The Shell House massacre was a 1994 shooting incident that took place at the headquarters of the African National Congress, in central Johannesburg, South Africa in the lead up to the 1994 elections. Shell House at 1 Plein Street, South Africa was the headquarters of the ANC after the organisation was unbanned until 1997. On 28 March 1994, about 20,000 Inkatha Freedom Party supporters marched to Shell House in protest against the 1994 elections that the IFP was intending to boycott. ANC security guards opened fire. At the time, guards claimed that the IFP supporters were storming the building or that a tip-off had been received of that being was planned; the Nugent Commission of Inquiry into the killings rejected that explanation. The commission's conclusion was; the incident reflected the rising tensions between the ANC and IFP, which had begun in the 1980s in KwaZulu-Natal and had spread to other provinces in the 1990s. The IFP claimed that the ANC was intent on undermining traditional authorities and the power of Zulu chiefs.
The incident triggered a state of emergency across eleven magisterial districts in the East Rand, as well as the whole of the Kwazulu-Natal province. In June 1995, ANC and President Nelson Mandela claimed that he had given the order to defend Shell House if it should require killing people. In 1995 Willem Ratte laid a complaint of murder against president Nelson Mandela at the police headquarters in Pretoria for the Shell House massacre; the Truth and Reconciliation Commission granted amnesty to 11 people concerning the massacre. List of massacres in South Africa AfricaFiles homepage Dispatch Online Human Rights Watch Inkatha Freedom Party homepage Sunday Times - Print Edition

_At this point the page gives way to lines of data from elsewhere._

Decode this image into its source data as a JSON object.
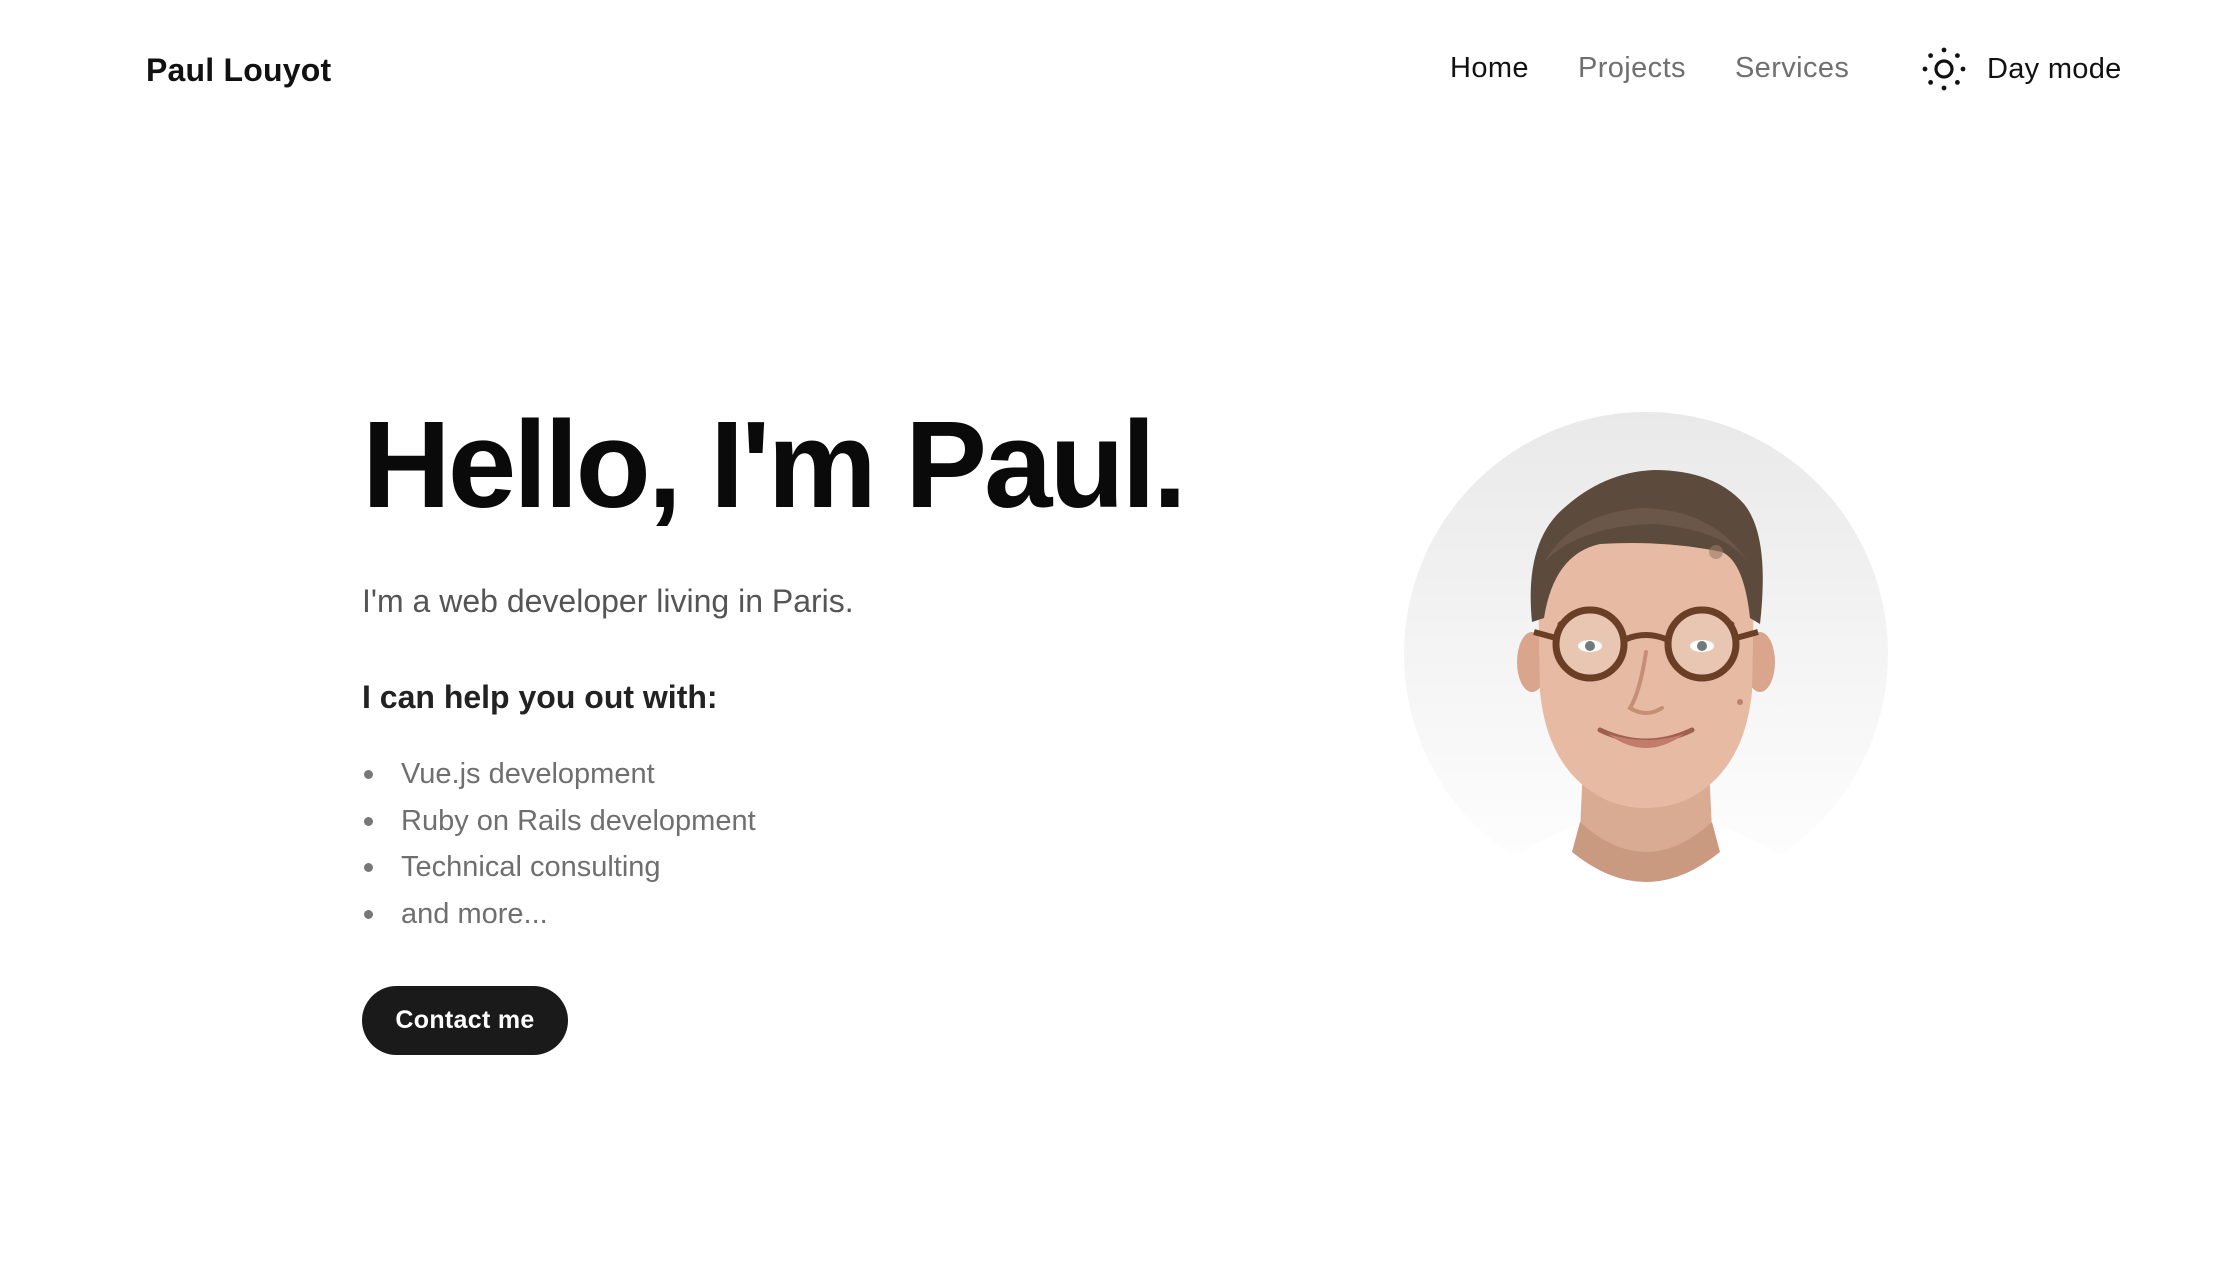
{
  "header": {
    "brand": "Paul Louyot",
    "nav": [
      {
        "label": "Home",
        "active": true
      },
      {
        "label": "Projects",
        "active": false
      },
      {
        "label": "Services",
        "active": false
      }
    ],
    "mode_toggle": {
      "label": "Day mode",
      "icon": "sun-icon"
    }
  },
  "hero": {
    "title": "Hello, I'm Paul.",
    "subtitle": "I'm a web developer living in Paris.",
    "help_heading": "I can help you out with:",
    "services": [
      "Vue.js development",
      "Ruby on Rails development",
      "Technical consulting",
      "and more..."
    ],
    "cta_label": "Contact me"
  },
  "colors": {
    "text_primary": "#111111",
    "text_muted": "#707070",
    "button_bg": "#1a1a1a",
    "button_text": "#ffffff"
  }
}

Vermicularia spirata, common name the West Indian worm-shell or the West Indian wormsnail, is a species of sea snail, a marine gastropod mollusk in the family Turritellidae. Juveniles can move around. Vermicularia spirata occurs in shallow water in the northwestern Atlantic Ocean, the Caribbean Sea and the Gulf of Mexico, its range includes Mexico, Jamaica, the Cayman Islands, the Lesser Antilles and Puerto Rico. The maximum recorded shell length is 90 mm; the minimum recorded depth for this species is 3 m. Vermicularia spirata is a filter feeder and is a protandrous hermaphrodite. Many are found embedded in the tissues of the white encrusting sponge Geodia gibberosa. Male individuals, being motile, are able to move to the vicinity of the aperture of the sessile females before liberating sperm into the water. Capsules containing eggs are brooded in the mantle cavities of the females; the ova are about 300μm in diameter and the veliger larvae that hatch have two and a half whorls of shell and are about 600μm long.
These crawl or swim soon undergo metamorphosis into juveniles which are all males. They grow rapidly. In Bermuda, the endemic hermit crab Calcinus verrillii sometimes uses the vacated tube of Vermicularia spirata as a home though it is non-mobile